Your goal: Every record must be retyped exactly as it reads.

++++ Data records

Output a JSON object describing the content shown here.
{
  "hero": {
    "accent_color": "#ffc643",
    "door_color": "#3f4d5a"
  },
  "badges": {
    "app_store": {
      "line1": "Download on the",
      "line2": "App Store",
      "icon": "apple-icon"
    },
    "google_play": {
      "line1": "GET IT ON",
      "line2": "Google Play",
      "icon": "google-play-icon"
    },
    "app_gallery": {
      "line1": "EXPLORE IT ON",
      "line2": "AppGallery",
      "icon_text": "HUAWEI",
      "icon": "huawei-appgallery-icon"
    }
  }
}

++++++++

Response to this task:
Output a JSON object describing the content shown here.
{
  "hero": {
    "accent_color": "#ffc643",
    "door_color": "#3f4d5a"
  },
  "badges": {
    "app_store": {
      "line1": "Download on the",
      "line2": "App Store",
      "icon": "apple-icon"
    },
    "google_play": {
      "line1": "GET IT ON",
      "line2": "Google Play",
      "icon": "google-play-icon"
    },
    "app_gallery": {
      "line1": "EXPLORE IT ON",
      "line2": "AppGallery",
      "icon_text": "HUAWEI",
      "icon": "huawei-appgallery-icon"
    }
  }
}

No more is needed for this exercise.